Furthermore, the fact that the manual gave defendant a choice as to where to place the sign does not render defendant's actions herein immune. This court found in Pottenger v. Ohio Dept. of Transp. (Dec. 7, 1989), No. 88AP-832, unreported, 1989 WL 147998, that where defendant exercises its planning discretion to select one available reasonable option over another, the doctrine of discretionary immunity bars plaintiff's claim. Id. at 7. At any rate, plaintiff is not contesting defendant's selection of one option over another. Instead, plaintiff is challenging the implementation of defendant's decision.

In sum, the facts of this case show that defendant failed to comply with its own plan. Further, there was no evidence to prove that defendant exercised its engineering and policy judgment resulting in a change of the plan. See CSX Transp., Inc. v. Pub. Util. Comm. (1989), 64 Ohio App.3d 10, 580 N.E.2d 496. Given these circumstances, the trial court erred in finding that the manual precluded a finding that defendant was negligent; but such error was not prejudicial.

The third assignment of error is dispositive of this appeal as plaintiff has failed to prove an essential element of his claim: causation. The accident was not caused by the placement of the signs; it was caused, as indicated above, by York's actions. Hence, even if defendant failed to comply with its manual or its plan, plaintiff has no claim and is not prejudiced.

Plaintiff's first and second assignments of error are not well taken.

Pursuant to R.C. 2505.22, defendant has filed a cross-assignment of error in the interest of preventing reversal. See Morgan v. Cincinnati (1986), 25 Ohio St.3d 285, 25 OBR 337, 496 N.E.2d 468. Plaintiff has not moved to strike or otherwise objected to the filing of this cross-assignment of error. Defendant argues that two errors prevent reversal. First, defendant contends that the trial court should have granted an involuntary dismissal after the close of the plaintiff's case-in-chief. Second, defendant contends that the trial court's finding that the sign was placed in the middle of the road is against the manifest weight of the evidence.

As to the involuntary dismissal argument, defendant maintains that plaintiff failed to provide expert testimony on the standard of engineering care in his case-in-chief. Although plaintiff provided an expert on the reconstruction of accidents, he did not have an engineer testify. Considering that defendant failed to comply with its plan, expert testimony was unnecessary on the facts of this case.

At any rate, there was some competent, credible evidence to support the trial court's determination that the sign was placed in the middle of the road. The testimony of defendant's witness, that he ordinarily complies with placement plans and thus must have placed the sign properly, was not persuasive to the trial court. Further, as the court noted, the argument that vandals moved the sign was not persuasive either. If this happened, then some neighbor or other person could have testified that they saw the sign at some time on the side of the road. There was also no evidence of such tampering with the sign. And the sign was large, heavy and difficult to move. Therefore, defendant's theory was not credible. Thus, there is some competent, credible evidence in the record to support the trial court's judgment. C.E. Morris, supra.

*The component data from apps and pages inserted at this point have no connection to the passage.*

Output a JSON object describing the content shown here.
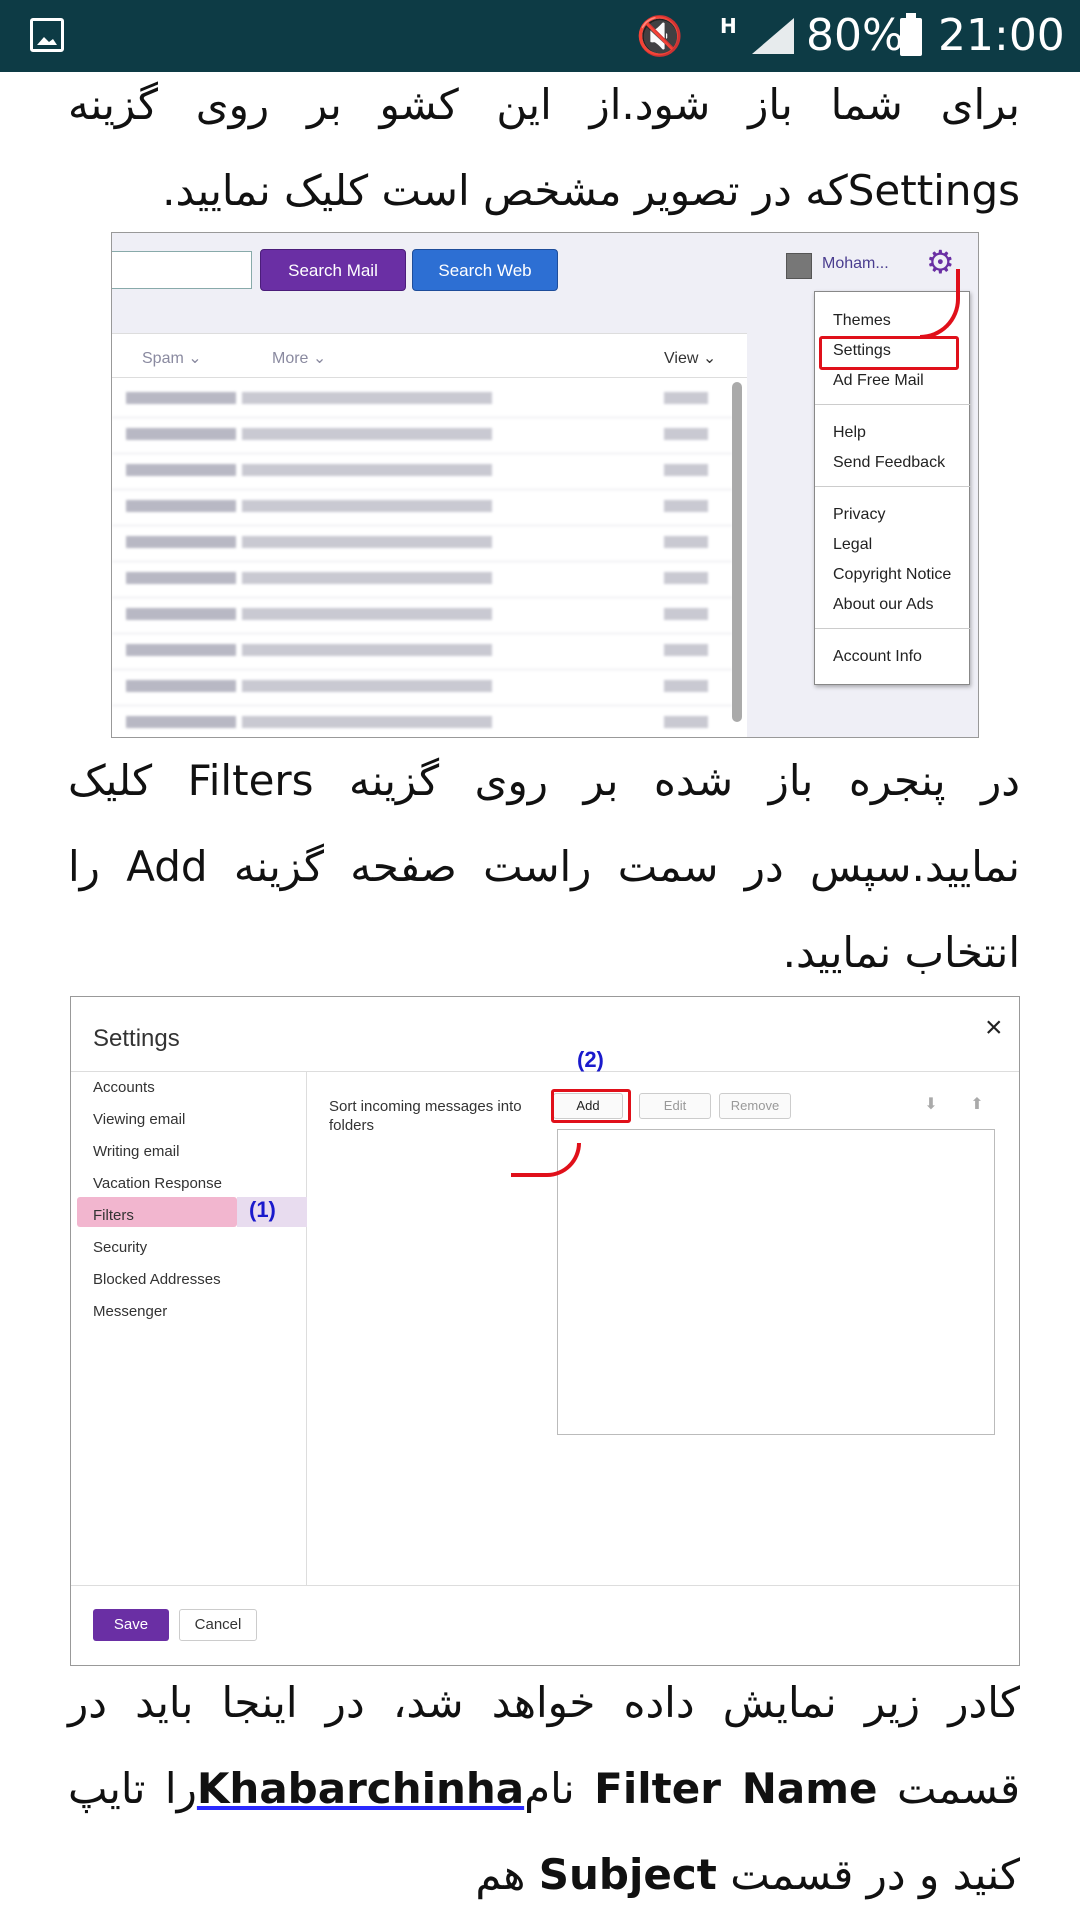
{
  "status_bar": {
    "battery_percent": "80%",
    "time": "21:00",
    "network": "H"
  },
  "paragraphs": {
    "p1": "برای شما باز شود.از این کشو بر روی گزینه Settingsکه در تصویر مشخص است کلیک نمایید.",
    "p2": "در پنجره باز شده بر روی گزینه Filters کلیک نمایید.سپس در سمت راست صفحه گزینه Add را انتخاب نمایید.",
    "p3_part1": "کادر زیر نمایش داده خواهد شد، در اینجا باید در قسمت ",
    "p3_filter_name": "Filter Name",
    "p3_part2": " نام",
    "p3_link": "Khabarchinha",
    "p3_part3": "را تایپ کنید و در قسمت ",
    "p3_subject": "Subject",
    "p3_part4": " هم"
  },
  "screenshot1": {
    "search_mail": "Search Mail",
    "search_web": "Search Web",
    "user_name": "Moham...",
    "spam": "Spam ⌄",
    "more": "More ⌄",
    "view": "View ⌄",
    "menu": {
      "themes": "Themes",
      "settings": "Settings",
      "ad_free": "Ad Free Mail",
      "help": "Help",
      "send_feedback": "Send Feedback",
      "privacy": "Privacy",
      "legal": "Legal",
      "copyright": "Copyright Notice",
      "about_ads": "About our Ads",
      "account_info": "Account Info"
    }
  },
  "screenshot2": {
    "title": "Settings",
    "close": "×",
    "nav": [
      "Accounts",
      "Viewing email",
      "Writing email",
      "Vacation Response",
      "Filters",
      "Security",
      "Blocked Addresses",
      "Messenger"
    ],
    "marker1": "(1)",
    "marker2": "(2)",
    "description": "Sort incoming messages into folders",
    "add": "Add",
    "edit": "Edit",
    "remove": "Remove",
    "save": "Save",
    "cancel": "Cancel"
  }
}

Defendant's cross-assignment of error is not well taken.

For the foregoing reasons, plaintiff's assignments of error and defendant's cross-assignment of error are overruled. The judgment of the trial court is affirmed.

Judgment affirmed.

BOWMAN and AMMER, JJ., concur.

WILLAM AMMER, J., of the Pickaway County Court of Common Pleas, sitting by assignment.